councillor, and was anciently Called "cierk of the privy scttl." but is now generaliv called the "lord privy seal." Bi'own.—Keeper of the touch. The master of the assay in the English mint. 12 Hen. "I. c. 14.
KENILWORTH I-IDIOT. A11 edict or award between Henry 111, and those who had been in arms against him; so caiied because made at Lieuilworth Castle, in War- wickshire, amio 51 Hen. iII.. A. D. 1206. It contained a composition of those who had forfeited their estates in that rebeiilon, which composition was live years‘ rent of the estates forfeited. Wharton.
KI-JNNING TO A TERGE. In Scotch iii“. ‘the act of the sheriff in ascertaiiinig the just proportion of the husbands lands which belong to the widow in right of her term: or dower. Bell.

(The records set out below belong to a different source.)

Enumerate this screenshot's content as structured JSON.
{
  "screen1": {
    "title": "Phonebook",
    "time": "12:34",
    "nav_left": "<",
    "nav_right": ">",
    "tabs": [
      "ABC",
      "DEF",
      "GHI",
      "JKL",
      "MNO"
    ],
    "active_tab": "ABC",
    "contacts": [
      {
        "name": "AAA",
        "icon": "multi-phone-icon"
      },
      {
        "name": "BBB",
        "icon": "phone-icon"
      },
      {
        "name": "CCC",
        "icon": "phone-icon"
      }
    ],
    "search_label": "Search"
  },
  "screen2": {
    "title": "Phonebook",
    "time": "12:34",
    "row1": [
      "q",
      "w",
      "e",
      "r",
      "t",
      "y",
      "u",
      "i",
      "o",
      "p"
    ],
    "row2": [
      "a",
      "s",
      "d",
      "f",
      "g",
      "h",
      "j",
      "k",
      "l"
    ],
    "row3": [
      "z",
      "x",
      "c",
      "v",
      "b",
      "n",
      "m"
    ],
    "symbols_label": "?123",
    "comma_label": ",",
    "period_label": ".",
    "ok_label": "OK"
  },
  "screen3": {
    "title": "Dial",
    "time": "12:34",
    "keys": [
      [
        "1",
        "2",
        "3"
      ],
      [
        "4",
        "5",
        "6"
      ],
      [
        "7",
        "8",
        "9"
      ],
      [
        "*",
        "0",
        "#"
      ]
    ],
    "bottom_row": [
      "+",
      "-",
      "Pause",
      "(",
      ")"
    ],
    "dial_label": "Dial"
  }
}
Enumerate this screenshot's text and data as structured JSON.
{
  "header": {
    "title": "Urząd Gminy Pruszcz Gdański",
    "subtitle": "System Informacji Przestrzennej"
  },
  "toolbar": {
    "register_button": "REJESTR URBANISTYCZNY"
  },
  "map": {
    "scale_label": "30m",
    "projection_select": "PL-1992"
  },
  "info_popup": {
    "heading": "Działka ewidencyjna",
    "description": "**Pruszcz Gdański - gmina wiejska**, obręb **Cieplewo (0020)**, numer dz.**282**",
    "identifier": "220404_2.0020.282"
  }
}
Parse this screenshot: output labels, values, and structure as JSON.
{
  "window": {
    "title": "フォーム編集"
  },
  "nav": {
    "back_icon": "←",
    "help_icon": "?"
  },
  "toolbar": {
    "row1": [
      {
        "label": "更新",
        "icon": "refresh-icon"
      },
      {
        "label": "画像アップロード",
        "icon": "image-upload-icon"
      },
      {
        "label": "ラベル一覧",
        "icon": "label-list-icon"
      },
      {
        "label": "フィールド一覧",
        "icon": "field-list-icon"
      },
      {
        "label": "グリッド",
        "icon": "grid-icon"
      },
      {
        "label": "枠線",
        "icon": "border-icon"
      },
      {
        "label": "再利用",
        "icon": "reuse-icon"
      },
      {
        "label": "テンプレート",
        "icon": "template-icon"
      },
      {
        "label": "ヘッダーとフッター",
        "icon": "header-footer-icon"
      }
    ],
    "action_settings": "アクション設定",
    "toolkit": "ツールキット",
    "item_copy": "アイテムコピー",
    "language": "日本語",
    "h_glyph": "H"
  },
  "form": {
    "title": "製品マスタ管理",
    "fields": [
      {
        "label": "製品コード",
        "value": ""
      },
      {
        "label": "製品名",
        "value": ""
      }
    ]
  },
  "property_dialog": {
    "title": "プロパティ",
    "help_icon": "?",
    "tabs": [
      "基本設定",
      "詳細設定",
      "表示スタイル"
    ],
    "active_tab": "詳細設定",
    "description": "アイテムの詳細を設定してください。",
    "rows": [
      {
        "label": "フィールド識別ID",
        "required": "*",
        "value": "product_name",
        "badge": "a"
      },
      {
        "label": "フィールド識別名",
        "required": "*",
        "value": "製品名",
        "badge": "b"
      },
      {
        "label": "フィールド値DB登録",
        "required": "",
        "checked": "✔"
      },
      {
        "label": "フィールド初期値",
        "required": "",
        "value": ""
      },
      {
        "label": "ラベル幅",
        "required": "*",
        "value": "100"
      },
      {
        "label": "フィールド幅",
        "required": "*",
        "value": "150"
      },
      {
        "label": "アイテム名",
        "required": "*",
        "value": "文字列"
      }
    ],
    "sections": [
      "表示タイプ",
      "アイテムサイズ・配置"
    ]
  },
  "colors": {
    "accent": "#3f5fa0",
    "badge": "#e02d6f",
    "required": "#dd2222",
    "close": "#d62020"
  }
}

KENTLAG-E. In maritime law. A permanent haiiasl; consisting usually of pigs of iron, cast in a particuiar form, or other weighty material, which, on account of its superior cleanliness, and the small space occupied by it, is frequently preferred to ordinary baiiast. Ahb. Slilpp. 5.
KENTREI‘. The division of a county: I hundred in W ales. See CANTBED.
KENTUCKY RESOLUTIONS. A series of resolutions drawn up by Jetfcrson, and adopted by the legislature of Kentucky in 1799, protesting against the “alien and sedition iaws," declaring Lheir iliegality, announcing the strict constructionist theory of the federal government, and deciaring “nullification” to be “the rightfui reincdy."
KEEP. The jagged end of a stick of wood made by the cutting. Pub. St. Mass. 1882. D. 1292.
IKERHERE. A customary cart-way; also a commutation fur a customary carriageduty. Cowell.
KERNELLATUS. CO. Litt. 511..
Fortified or embattled.
In English law. Idlers; vaga-
KEY. lag of merchandise from vesseis. monly spelied "quay."
An instrument for fastening and opening a lock.
This appears as an English word as eariy as the time _of Br:ic_t0n, in the phrase “L-one ct keye." being applied to women at a certain age. to denote the capacity of liming charge of household nifairs. Bract. fol. 8011. See (Joan AND KEY.
A Wharf for the iading and unlad- More coin-
KEYAGE.}} A toii paid for ioading and unloading merchandise at a key or wharf.
Rowan v. Portlaiid, 8 B. Mun. (Ky.) 233.